Find the word "secret" in the records and copy every line where it occurs.

*** Data to process

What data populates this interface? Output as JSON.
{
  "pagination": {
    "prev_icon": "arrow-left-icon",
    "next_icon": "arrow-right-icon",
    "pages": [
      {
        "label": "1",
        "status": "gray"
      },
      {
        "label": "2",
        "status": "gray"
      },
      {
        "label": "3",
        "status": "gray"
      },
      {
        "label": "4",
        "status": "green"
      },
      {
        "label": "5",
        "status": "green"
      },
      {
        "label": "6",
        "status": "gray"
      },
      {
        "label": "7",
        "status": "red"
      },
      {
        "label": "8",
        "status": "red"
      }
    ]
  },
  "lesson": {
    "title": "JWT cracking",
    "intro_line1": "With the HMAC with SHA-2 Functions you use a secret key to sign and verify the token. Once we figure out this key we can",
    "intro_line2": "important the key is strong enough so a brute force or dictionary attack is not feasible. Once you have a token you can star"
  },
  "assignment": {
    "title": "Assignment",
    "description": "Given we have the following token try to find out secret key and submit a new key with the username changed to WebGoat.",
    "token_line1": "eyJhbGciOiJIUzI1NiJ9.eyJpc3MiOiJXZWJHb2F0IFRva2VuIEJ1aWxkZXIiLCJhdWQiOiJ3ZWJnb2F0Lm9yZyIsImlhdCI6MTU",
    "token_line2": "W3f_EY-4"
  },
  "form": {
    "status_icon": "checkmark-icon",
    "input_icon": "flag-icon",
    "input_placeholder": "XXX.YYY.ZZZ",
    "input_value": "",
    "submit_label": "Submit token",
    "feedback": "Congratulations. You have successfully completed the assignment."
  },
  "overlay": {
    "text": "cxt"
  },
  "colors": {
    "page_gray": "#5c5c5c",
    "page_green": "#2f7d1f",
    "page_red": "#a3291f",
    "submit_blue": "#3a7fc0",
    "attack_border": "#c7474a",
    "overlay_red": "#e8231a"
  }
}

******
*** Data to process

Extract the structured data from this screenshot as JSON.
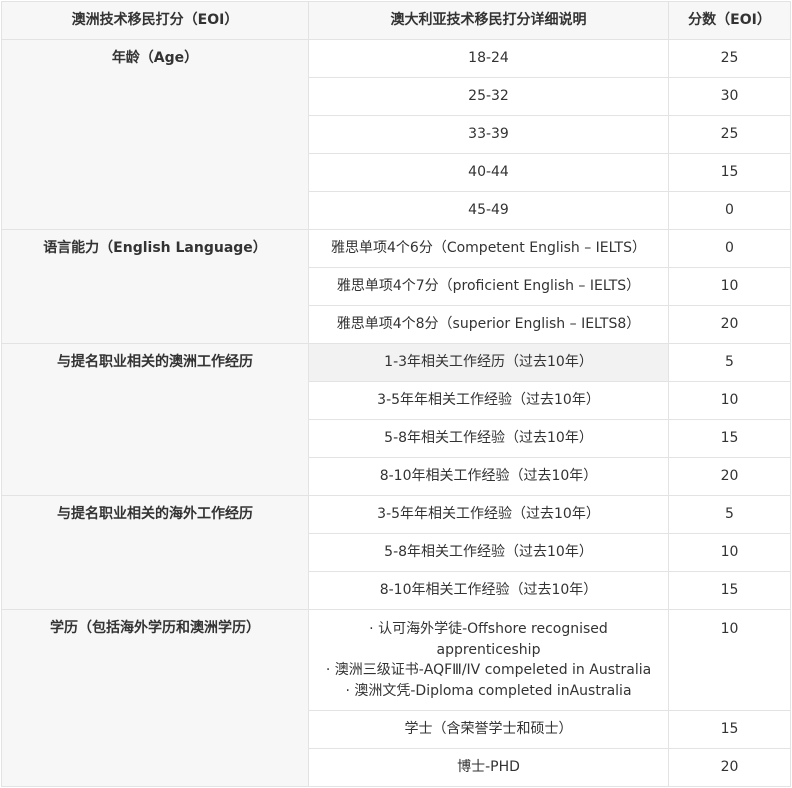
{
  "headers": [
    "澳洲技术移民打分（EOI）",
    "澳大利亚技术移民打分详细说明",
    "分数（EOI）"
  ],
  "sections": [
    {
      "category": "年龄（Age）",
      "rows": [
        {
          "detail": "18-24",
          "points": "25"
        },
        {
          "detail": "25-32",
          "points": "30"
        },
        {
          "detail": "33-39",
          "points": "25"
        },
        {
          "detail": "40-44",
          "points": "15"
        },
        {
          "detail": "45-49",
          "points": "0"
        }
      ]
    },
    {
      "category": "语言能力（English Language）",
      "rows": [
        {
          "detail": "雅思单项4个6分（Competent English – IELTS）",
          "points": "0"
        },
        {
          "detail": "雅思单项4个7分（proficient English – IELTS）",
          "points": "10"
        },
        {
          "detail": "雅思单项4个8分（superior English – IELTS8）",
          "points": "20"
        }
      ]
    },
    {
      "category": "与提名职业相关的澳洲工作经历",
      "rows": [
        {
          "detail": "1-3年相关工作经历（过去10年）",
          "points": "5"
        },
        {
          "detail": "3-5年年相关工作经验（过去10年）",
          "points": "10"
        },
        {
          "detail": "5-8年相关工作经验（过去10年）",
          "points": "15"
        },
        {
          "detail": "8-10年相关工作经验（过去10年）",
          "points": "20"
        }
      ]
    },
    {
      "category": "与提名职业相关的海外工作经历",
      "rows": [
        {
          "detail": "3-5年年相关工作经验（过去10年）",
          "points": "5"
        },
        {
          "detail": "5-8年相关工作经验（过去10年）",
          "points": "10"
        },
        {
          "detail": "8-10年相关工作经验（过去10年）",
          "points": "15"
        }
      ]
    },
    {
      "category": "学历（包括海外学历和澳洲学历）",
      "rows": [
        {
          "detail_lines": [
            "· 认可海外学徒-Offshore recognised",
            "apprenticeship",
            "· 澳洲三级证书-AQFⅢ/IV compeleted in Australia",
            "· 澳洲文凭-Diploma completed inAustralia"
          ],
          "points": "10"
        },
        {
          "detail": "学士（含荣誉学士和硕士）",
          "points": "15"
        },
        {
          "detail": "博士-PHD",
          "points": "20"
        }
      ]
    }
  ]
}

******

◆ Output ◆
    "intro_line1": "With the HMAC with SHA-2 Functions you use a secret key to sign and verify the token. Once we figure out this key we can",
    "description": "Given we have the following token try to find out secret key and submit a new key with the username changed to WebGoat.",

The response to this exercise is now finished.